Understanding the response of Alaska's Ecosystems to a changing climate to support resource managers and sustainable communities

Visit our Department of Interior
Partner Site at www.doi.gov/csc/alaska

John Walsh, an AK CSC scientist and chief scientist at the International Arctic Research Center (IARC) at the University of Alaska Fairbanks, received the 2016 International Arctic Science Committee Medal.

Government officials, diplomats from around the world, and the President of the United States visited Alaska in late August and early September to discuss climate change in Alaska and the Arctic. The Alaska Climate Science Center administrators, scientists, fellows, and research projects were prominent throughout the special activities and events held around the state.

The Alaska Climate Science Center, along with NOAA, NASA, OSTP, and other agencies, provided scientific expertise for the newly released Arctic Theme in the U.S. Climate Resilience Toolkit. The U.S. Climate Resilience Toolkit is comprised of datasets and resources designed to facilitate resilience to climate impacts, and is part of the Obama Administration’s Climate Data Initiative (CDI).

“It’s going to be a bad fire day,” said Dr. Scott Rupp, university director of the Interior Department’s Alaska Climate Science Center and a fire ecologist at the University of Alaska Fairbanks, as he looked out the window at the thick layer of smoke blanketing the city of Fairbanks.

A new scientific synthesis suggests a gradual, prolonged release of greenhouse gases from permafrost soils in Arctic and sub-Arctic regions, which may afford society more time to adapt to environmental changes, say scientists in a paper published in Nature today.

A new report produced by members of the Integrated Ecosystem Model research team describes the progress of the IEM project between January 1, 2013 and August 31, 2014.

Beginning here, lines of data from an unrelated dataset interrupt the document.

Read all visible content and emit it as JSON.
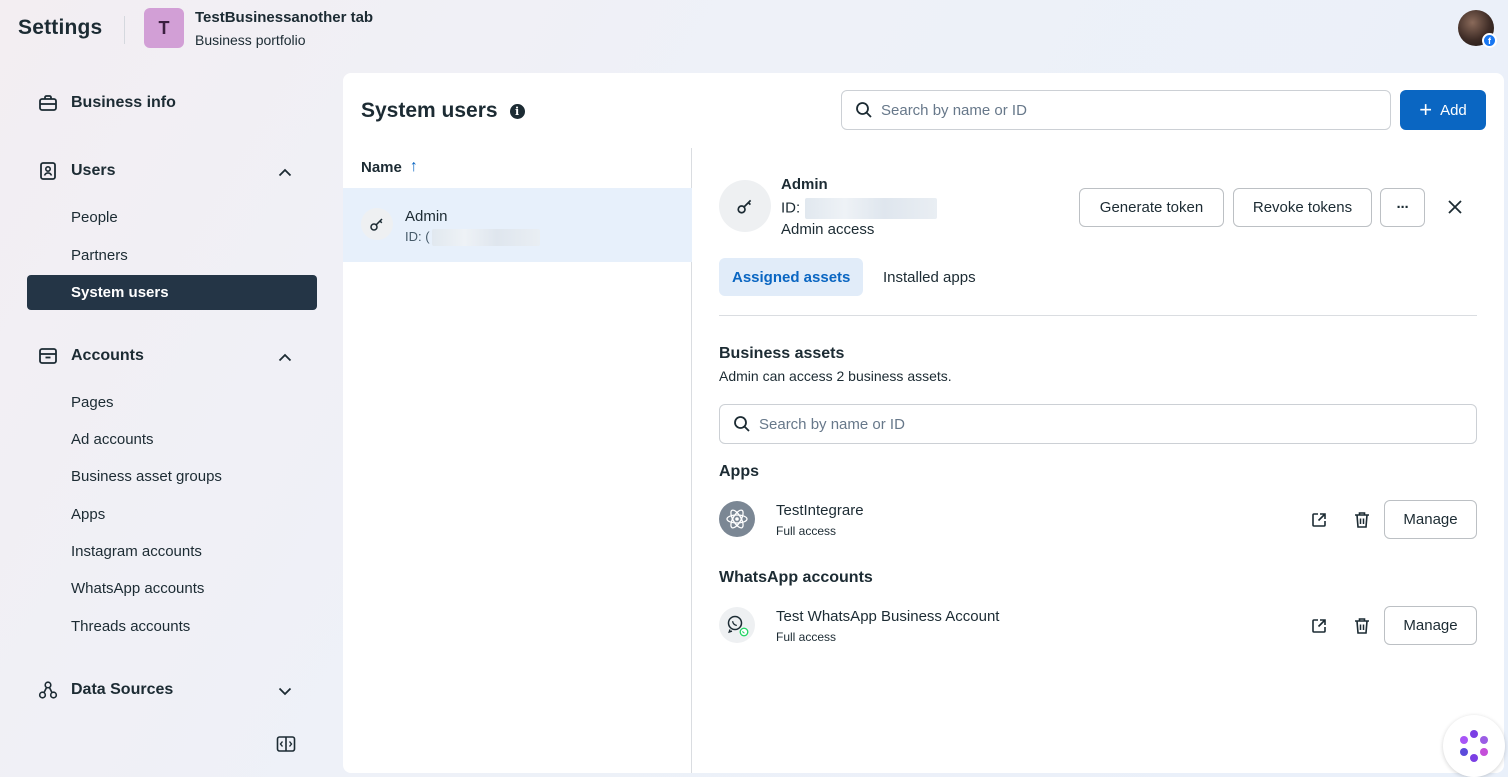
{
  "header": {
    "title": "Settings",
    "business_initial": "T",
    "business_name": "TestBusinessanother tab",
    "business_sub": "Business portfolio"
  },
  "sidebar": {
    "business_info": "Business info",
    "users": {
      "label": "Users",
      "items": [
        "People",
        "Partners",
        "System users"
      ],
      "active": "System users"
    },
    "accounts": {
      "label": "Accounts",
      "items": [
        "Pages",
        "Ad accounts",
        "Business asset groups",
        "Apps",
        "Instagram accounts",
        "WhatsApp accounts",
        "Threads accounts"
      ]
    },
    "data_sources": "Data Sources"
  },
  "main": {
    "title": "System users",
    "search_placeholder": "Search by name or ID",
    "add_label": "Add",
    "list": {
      "column": "Name",
      "sort_arrow": "↑",
      "rows": [
        {
          "name": "Admin",
          "id_prefix": "ID: ("
        }
      ]
    },
    "detail": {
      "name": "Admin",
      "id_label": "ID:",
      "role": "Admin access",
      "buttons": {
        "generate": "Generate token",
        "revoke": "Revoke tokens",
        "more": "···"
      },
      "tabs": [
        "Assigned assets",
        "Installed apps"
      ],
      "active_tab": "Assigned assets",
      "business_assets": {
        "title": "Business assets",
        "subtitle": "Admin can access 2 business assets.",
        "search_placeholder": "Search by name or ID"
      },
      "apps": {
        "title": "Apps",
        "items": [
          {
            "name": "TestIntegrare",
            "access": "Full access",
            "manage": "Manage"
          }
        ]
      },
      "whatsapp": {
        "title": "WhatsApp accounts",
        "items": [
          {
            "name": "Test WhatsApp Business Account",
            "access": "Full access",
            "manage": "Manage"
          }
        ]
      }
    }
  },
  "colors": {
    "primary": "#0a66c2",
    "active_nav": "#243546",
    "business_avatar": "#d29fd6",
    "text": "#1c2b33",
    "whatsapp": "#25d366"
  }
}
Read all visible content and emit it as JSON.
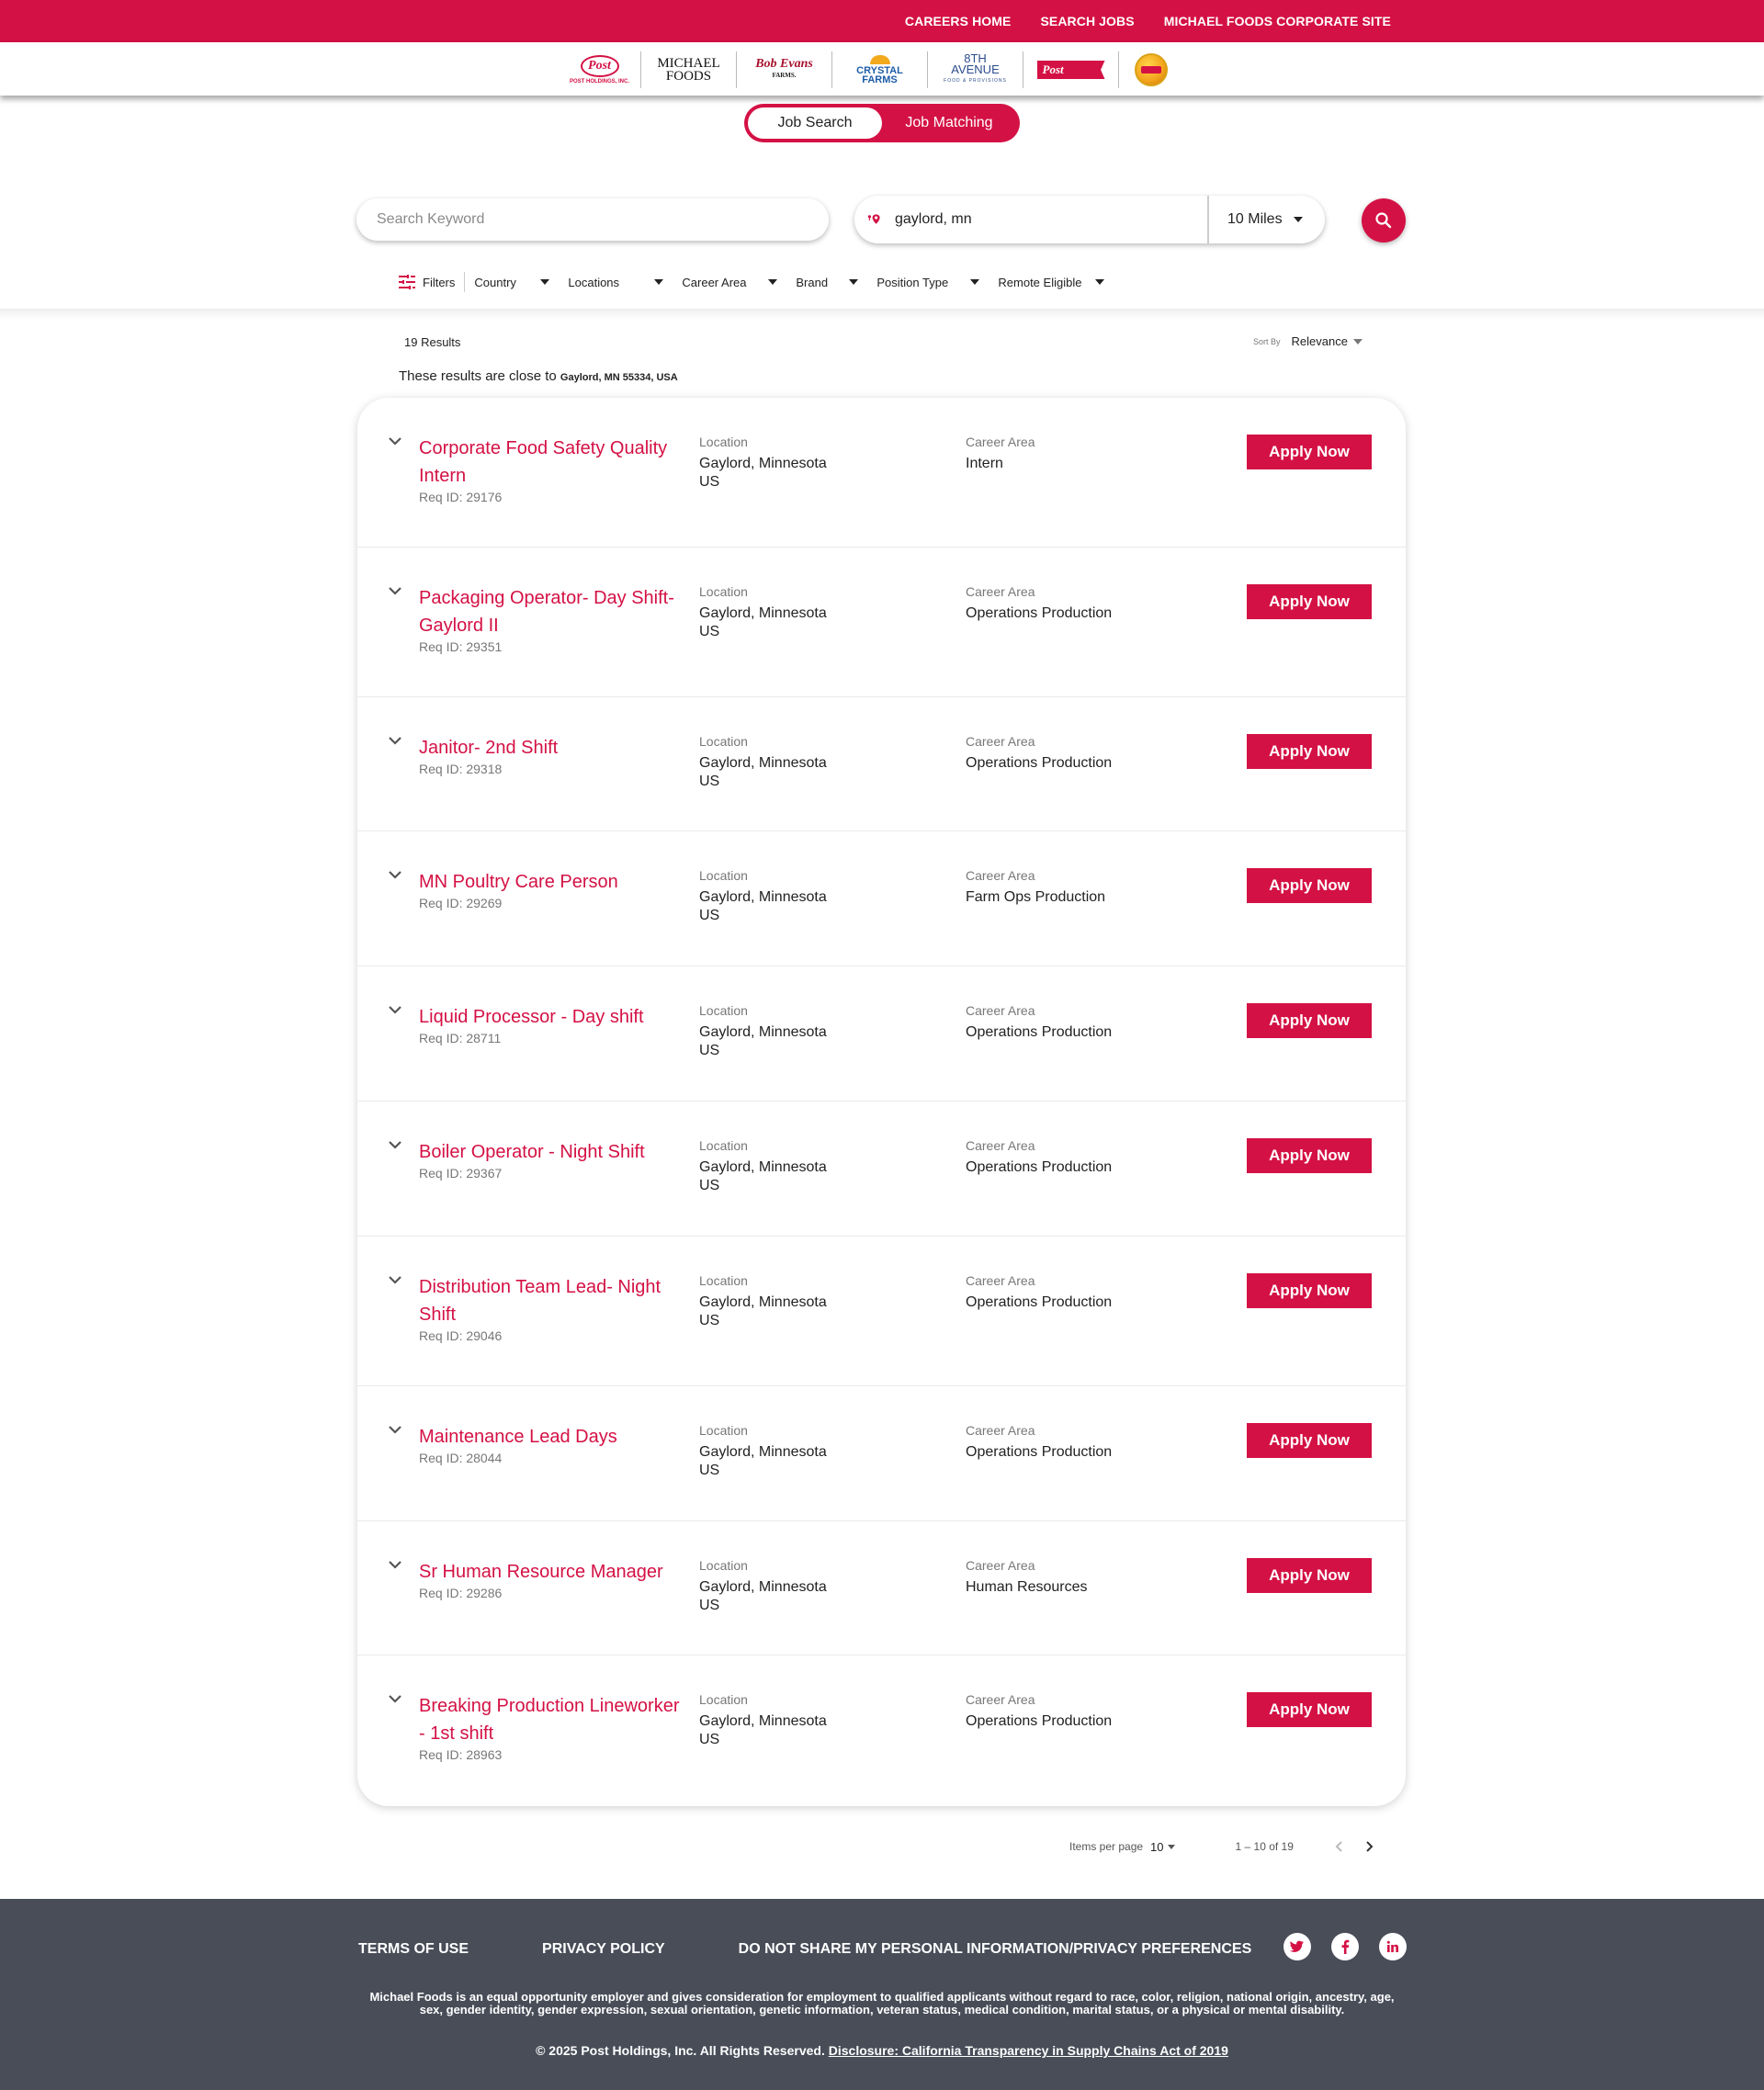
{
  "topnav": {
    "links": [
      "CAREERS HOME",
      "SEARCH JOBS",
      "MICHAEL FOODS CORPORATE SITE"
    ]
  },
  "brands": {
    "post": {
      "mark": "Post",
      "sub": "POST HOLDINGS, INC."
    },
    "michael_foods": {
      "line1": "MICHAEL",
      "line2": "FOODS"
    },
    "bob_evans": {
      "line1": "Bob Evans",
      "line2": "FARMS."
    },
    "crystal_farms": {
      "line1": "CRYSTAL FARMS"
    },
    "eighth_avenue": {
      "line1": "8TH AVENUE",
      "line2": "FOOD & PROVISIONS"
    },
    "post_consumer": {
      "mark": "Post"
    }
  },
  "toggle": {
    "job_search": "Job Search",
    "job_matching": "Job Matching"
  },
  "search": {
    "keyword_placeholder": "Search Keyword",
    "location_value": "gaylord, mn",
    "radius": "10 Miles"
  },
  "filters": {
    "label": "Filters",
    "dropdowns": [
      "Country",
      "Locations",
      "Career Area",
      "Brand",
      "Position Type",
      "Remote Eligible"
    ]
  },
  "results": {
    "count": "19 Results",
    "sort_label": "Sort By",
    "sort_value": "Relevance",
    "close_to_prefix": "These results are close to",
    "close_to_place": "Gaylord, MN 55334, USA"
  },
  "labels": {
    "location": "Location",
    "career_area": "Career Area",
    "apply": "Apply Now"
  },
  "jobs": [
    {
      "title": "Corporate Food Safety Quality Intern",
      "req": "Req ID: 29176",
      "city": "Gaylord, Minnesota",
      "country": "US",
      "area": "Intern"
    },
    {
      "title": "Packaging Operator- Day Shift- Gaylord II",
      "req": "Req ID: 29351",
      "city": "Gaylord, Minnesota",
      "country": "US",
      "area": "Operations Production"
    },
    {
      "title": "Janitor- 2nd Shift",
      "req": "Req ID: 29318",
      "city": "Gaylord, Minnesota",
      "country": "US",
      "area": "Operations Production"
    },
    {
      "title": "MN Poultry Care Person",
      "req": "Req ID: 29269",
      "city": "Gaylord, Minnesota",
      "country": "US",
      "area": "Farm Ops Production"
    },
    {
      "title": "Liquid Processor - Day shift",
      "req": "Req ID: 28711",
      "city": "Gaylord, Minnesota",
      "country": "US",
      "area": "Operations Production"
    },
    {
      "title": "Boiler Operator - Night Shift",
      "req": "Req ID: 29367",
      "city": "Gaylord, Minnesota",
      "country": "US",
      "area": "Operations Production"
    },
    {
      "title": "Distribution Team Lead- Night Shift",
      "req": "Req ID: 29046",
      "city": "Gaylord, Minnesota",
      "country": "US",
      "area": "Operations Production"
    },
    {
      "title": "Maintenance Lead Days",
      "req": "Req ID: 28044",
      "city": "Gaylord, Minnesota",
      "country": "US",
      "area": "Operations Production"
    },
    {
      "title": "Sr Human Resource Manager",
      "req": "Req ID: 29286",
      "city": "Gaylord, Minnesota",
      "country": "US",
      "area": "Human Resources"
    },
    {
      "title": "Breaking Production Lineworker - 1st shift",
      "req": "Req ID: 28963",
      "city": "Gaylord, Minnesota",
      "country": "US",
      "area": "Operations Production"
    }
  ],
  "pager": {
    "items_per_page_label": "Items per page",
    "items_per_page": "10",
    "range": "1 – 10 of 19"
  },
  "footer": {
    "links": [
      "TERMS OF USE",
      "PRIVACY POLICY",
      "DO NOT SHARE MY PERSONAL INFORMATION/PRIVACY PREFERENCES"
    ],
    "social": [
      "twitter-icon",
      "facebook-icon",
      "linkedin-icon"
    ],
    "eeo": "Michael Foods is an equal opportunity employer and gives consideration for employment to qualified applicants without regard to race, color, religion, national origin, ancestry, age, sex, gender identity, gender expression, sexual orientation, genetic information, veteran status, medical condition, marital status, or a physical or mental disability.",
    "copyright": "© 2025 Post Holdings, Inc. All Rights Reserved.",
    "disclosure": "Disclosure: California Transparency in Supply Chains Act of 2019"
  },
  "colors": {
    "brand_red": "#d41144",
    "footer_bg": "#484d58",
    "muted_text": "#777777"
  }
}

Videos of presentations from the Climate, Conservation, and Community in Alaska and Northwest Canada Conference are now available

Is it going to be a busy fire season, or will it be wet in Alaska this summer? New geographic climate divisions for Alaska can help answer these questions.

Frozen bodies of ice cover nearly 10 percent of the state of Alaska, but the influence of glaciers on the environment, tourism, fisheries, hydropower, and other important Alaska resources is rarely discussed.

But a new article published this week in the journal BioScience has started the conversation.

During 2015, Alaska Climate Science Center researchers across several disciplines have produced many new publications:

Hood, E, Battin, TJ, Fellman, J, O’Neel, S, and Spencer, RGM. 2015. Storage and release of organic carbon from glaciers and ice sheets. Nature Geoscience. 8: 91–96. doi:10.1038/ngeo2331

Pages

previous next
AK CSC Scientist Receives International Award

John Walsh was awarded the prestigious International Arctic Science Committee (IASC) Medal. 

2014-2015 Annual Report Highlights

The annual report highlights includes short features on new investments, current research, and outreach activities of the Alaska Climate Science Center during 2014-2015.

Changing Ice Newsletter

Check out the new issue of Changing Ice, the annual newsletter with short updates from Alaska's cryosphere (snow, ice, and permafrost) research community.

Videos Now Available

Videos of presentations from the Climate, Conservation, and Community in Alaska and Northwest Canada Conference are now available online.

1
2
3
4

Research Highlight

Nathan Kettle, a research associate working jointly with the Alaska Climate Science Center and Alaska Center for Climate Assessment and Policy, is developing and evaluating processes to connect science and decision-making.

Upcoming Events

There are currently no upcoming events scheduled. Please check back again.

Subscribe to Alaska Climate Science Center RSS